I don't recall exactly how it's put, and don't have a copy of The Silmarillion to check, but I believe it is made reasonably clear that Sauron could not qualify as "the greatest wolf that would ever live" because that was Carcharoth. That position was already taken.

So with the Witch-King: he must have fought plenty of "men" (however we define that) in the course of his career as a warlord, conqueror, and Ringwraith, but it was Eowyn and Meriadoc who killed him, and Glorfindel predicted that "not by the hand of man will he fall" because it was Eowyn and Meriadoc who killed him. In the scientific terms familiar to us here in the Fifth Age, the causality runs backward in time; if he had fallen in some other way, Glorfindel would have seen something different.

(One can interpret Ainulindalë to be saying that the entire history of Arda is laid out in the Music of the Ainur, and therefore any event is knowable in advance, although only Ilúvatar knows all of it.)

• +1 for We might conclude from this that the history of Arda is knowable in advance.
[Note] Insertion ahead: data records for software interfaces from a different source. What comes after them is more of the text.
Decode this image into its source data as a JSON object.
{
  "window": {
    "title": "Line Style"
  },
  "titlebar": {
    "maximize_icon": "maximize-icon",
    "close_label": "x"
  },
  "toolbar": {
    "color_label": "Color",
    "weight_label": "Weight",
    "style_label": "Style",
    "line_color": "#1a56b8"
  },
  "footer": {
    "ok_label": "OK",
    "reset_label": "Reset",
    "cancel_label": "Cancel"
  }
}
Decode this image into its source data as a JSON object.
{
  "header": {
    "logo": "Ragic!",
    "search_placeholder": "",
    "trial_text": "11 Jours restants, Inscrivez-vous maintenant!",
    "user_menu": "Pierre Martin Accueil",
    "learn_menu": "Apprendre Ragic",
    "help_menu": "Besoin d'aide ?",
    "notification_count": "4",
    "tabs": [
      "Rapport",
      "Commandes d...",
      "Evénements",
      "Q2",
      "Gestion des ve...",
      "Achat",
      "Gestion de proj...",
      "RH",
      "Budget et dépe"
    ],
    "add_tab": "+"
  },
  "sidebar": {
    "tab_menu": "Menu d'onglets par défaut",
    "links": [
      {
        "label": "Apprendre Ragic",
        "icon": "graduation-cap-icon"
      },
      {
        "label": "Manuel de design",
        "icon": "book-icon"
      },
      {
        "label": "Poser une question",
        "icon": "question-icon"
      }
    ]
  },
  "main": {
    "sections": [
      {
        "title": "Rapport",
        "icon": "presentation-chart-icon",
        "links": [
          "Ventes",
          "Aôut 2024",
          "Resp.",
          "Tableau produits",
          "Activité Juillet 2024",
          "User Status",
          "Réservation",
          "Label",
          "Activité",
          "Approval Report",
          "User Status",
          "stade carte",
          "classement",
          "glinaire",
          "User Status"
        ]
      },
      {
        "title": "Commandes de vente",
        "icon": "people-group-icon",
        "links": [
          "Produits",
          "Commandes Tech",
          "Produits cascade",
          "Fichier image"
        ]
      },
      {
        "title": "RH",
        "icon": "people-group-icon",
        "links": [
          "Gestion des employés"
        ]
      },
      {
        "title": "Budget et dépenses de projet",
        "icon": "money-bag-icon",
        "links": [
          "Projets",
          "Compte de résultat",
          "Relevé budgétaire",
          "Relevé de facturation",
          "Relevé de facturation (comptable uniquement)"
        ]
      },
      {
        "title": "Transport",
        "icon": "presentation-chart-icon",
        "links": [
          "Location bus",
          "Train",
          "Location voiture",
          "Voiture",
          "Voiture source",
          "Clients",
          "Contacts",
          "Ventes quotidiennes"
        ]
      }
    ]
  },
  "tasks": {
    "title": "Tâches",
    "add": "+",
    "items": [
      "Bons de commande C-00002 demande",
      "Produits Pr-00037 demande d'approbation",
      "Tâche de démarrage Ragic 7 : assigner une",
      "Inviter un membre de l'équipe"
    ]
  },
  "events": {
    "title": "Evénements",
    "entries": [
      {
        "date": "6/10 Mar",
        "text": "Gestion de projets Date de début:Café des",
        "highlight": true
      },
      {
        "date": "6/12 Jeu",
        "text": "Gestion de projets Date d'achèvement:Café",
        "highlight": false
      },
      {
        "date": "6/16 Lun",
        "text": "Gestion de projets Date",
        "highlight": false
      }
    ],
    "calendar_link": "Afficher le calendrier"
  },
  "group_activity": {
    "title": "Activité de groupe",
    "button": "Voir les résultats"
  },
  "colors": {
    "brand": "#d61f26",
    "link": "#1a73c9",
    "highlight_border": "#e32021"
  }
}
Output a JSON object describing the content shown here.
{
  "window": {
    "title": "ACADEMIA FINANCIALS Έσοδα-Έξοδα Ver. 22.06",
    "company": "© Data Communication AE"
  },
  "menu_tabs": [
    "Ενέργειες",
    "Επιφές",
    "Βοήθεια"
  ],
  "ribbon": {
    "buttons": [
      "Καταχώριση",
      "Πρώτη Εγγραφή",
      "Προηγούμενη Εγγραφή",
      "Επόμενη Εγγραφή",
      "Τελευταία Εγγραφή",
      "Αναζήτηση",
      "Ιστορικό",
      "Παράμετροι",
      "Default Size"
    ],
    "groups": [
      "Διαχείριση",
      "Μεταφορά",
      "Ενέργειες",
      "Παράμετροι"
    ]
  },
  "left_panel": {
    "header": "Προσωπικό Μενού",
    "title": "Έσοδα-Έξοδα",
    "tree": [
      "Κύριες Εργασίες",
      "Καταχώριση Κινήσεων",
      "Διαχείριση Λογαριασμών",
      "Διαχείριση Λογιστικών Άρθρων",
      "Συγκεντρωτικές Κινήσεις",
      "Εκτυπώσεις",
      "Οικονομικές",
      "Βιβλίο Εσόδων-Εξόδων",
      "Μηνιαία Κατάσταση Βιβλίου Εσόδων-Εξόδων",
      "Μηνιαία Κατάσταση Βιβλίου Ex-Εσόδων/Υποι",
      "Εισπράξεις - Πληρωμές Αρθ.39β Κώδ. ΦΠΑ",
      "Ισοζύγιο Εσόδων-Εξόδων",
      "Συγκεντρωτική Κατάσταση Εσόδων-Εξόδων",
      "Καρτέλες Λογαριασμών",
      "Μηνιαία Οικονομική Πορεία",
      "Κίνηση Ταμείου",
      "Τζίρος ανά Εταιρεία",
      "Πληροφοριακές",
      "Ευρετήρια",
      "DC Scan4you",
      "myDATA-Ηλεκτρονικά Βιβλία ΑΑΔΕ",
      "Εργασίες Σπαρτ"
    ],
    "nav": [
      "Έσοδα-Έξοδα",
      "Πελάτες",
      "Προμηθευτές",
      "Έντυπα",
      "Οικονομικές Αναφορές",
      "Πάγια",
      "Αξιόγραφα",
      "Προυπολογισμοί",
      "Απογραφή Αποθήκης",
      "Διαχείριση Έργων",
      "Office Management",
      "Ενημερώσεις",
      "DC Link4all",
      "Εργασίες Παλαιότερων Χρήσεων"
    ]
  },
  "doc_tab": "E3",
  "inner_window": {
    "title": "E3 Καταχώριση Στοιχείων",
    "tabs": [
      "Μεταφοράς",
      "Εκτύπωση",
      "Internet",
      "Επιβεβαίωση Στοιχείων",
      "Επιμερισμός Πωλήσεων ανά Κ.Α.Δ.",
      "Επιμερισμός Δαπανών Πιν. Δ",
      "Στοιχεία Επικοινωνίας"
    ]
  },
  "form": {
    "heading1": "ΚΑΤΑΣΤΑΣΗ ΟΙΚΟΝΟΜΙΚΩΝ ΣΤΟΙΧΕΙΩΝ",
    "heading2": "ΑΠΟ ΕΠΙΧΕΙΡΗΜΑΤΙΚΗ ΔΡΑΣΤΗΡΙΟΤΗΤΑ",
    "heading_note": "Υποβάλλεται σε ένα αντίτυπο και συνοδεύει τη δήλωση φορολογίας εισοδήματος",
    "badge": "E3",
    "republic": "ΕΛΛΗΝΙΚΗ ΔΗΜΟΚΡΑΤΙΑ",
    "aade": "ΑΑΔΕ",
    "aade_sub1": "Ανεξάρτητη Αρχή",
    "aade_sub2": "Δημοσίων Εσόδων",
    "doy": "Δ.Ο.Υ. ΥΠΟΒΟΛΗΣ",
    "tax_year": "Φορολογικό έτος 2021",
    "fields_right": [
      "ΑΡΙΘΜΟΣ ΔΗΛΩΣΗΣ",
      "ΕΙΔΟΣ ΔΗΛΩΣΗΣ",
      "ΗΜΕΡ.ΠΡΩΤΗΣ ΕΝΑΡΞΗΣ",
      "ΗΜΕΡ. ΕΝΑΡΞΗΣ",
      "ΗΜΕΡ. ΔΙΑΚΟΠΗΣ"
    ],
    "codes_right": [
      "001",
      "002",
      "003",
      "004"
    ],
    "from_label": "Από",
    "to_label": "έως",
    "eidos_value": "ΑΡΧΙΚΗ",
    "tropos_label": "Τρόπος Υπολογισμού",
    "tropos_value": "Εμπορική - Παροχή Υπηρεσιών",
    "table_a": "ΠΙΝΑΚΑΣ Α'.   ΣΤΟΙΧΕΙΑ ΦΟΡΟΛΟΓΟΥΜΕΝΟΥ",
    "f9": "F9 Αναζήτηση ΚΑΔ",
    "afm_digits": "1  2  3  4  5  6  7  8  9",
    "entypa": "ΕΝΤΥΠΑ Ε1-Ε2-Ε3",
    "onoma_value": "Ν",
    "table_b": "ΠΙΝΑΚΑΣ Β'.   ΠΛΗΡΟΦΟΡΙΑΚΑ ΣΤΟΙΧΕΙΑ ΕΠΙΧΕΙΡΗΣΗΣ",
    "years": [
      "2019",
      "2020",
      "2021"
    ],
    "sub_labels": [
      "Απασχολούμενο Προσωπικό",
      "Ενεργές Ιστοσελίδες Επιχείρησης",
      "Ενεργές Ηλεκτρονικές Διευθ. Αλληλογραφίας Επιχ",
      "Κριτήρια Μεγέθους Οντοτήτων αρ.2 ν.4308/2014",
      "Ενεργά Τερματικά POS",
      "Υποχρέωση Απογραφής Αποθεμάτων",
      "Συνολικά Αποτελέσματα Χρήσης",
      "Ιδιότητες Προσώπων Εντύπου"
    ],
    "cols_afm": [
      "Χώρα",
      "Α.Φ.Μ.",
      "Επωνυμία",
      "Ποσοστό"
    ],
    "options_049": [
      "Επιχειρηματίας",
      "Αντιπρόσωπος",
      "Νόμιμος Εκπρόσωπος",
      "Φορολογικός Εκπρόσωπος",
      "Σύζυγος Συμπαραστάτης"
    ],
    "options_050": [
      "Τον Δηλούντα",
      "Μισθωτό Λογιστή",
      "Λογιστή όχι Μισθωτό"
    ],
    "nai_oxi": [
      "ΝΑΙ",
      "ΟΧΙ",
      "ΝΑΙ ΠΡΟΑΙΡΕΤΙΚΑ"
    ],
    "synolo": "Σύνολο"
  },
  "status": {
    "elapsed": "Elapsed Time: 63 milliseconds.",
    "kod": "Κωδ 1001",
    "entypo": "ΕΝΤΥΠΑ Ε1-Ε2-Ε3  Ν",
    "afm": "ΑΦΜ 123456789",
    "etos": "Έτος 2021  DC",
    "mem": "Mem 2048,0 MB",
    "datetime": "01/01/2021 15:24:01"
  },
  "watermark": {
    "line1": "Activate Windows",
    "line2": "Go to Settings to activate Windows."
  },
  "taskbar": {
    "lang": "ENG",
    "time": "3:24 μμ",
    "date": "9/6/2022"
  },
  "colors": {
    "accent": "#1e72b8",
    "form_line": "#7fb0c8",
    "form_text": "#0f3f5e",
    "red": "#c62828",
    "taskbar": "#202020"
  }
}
Illuvitar alone knew every theme and inflection of the music of creation, the varla knew their own pieces and could perceive some other parts, but none knew it's full extent. The music is a "cosmic design" and the wise know that everything that happens is fated to happen, how much you can see of the future depends on how well you understand that music. It's a very Cathloic philosophy – Binary Worrier May 9 '16 at 11:12
• But if I remember correctly, humans aren't bound by the Music of the Ainur. – sumelic May 11 '16 at 23:05
• @sumelic I don't know enough of the lore to confirm or deny or even speculate on that point. – zwol May 11 '16 at 23:09
• +1 Awesome, concise answer. In my opinion this should be the accepted answer. – Andres F. Jun 8 '17 at 16:59

In addition to other answers here, I'd like to point out that Eowyn was able to kill the Witchking thanks to Merry stabbing him in the knee with a barrow-blade, distracting him with the surprise of pain and breaking the spell binding his undead flesh to his will. Eowyn would have probably been slain then and there if it were not for Merry.

Her shield was shivered in many pieces, and her arm was broken; she stumbled to her knees. He bent over her like a cloud, and his eyes glittered; he raised his mace to kill. But suddenly he too stumbled forward with a cry of bitter pain, and his stroke went wide, driving into the ground. Merry’s sword had stabbed him from behind, shearing through the black mantle, and passing up beneath the hauberk had pierced the sinew behind his mighty knee.

- The Battle of the Pellenor Fileds, LotR

This brings us to the fact that Eowyn was able to carry Merry with her on her horse only because she was a woman and didn't weigh as much as a man. Theoden told Merry previously that none of his Riders can bear him as a burden.

Thus, in that strange way that prophecies find their fulfillment, the Witchking couldn't be killed by a man, because it needed a Hobbit and a woman for the job :)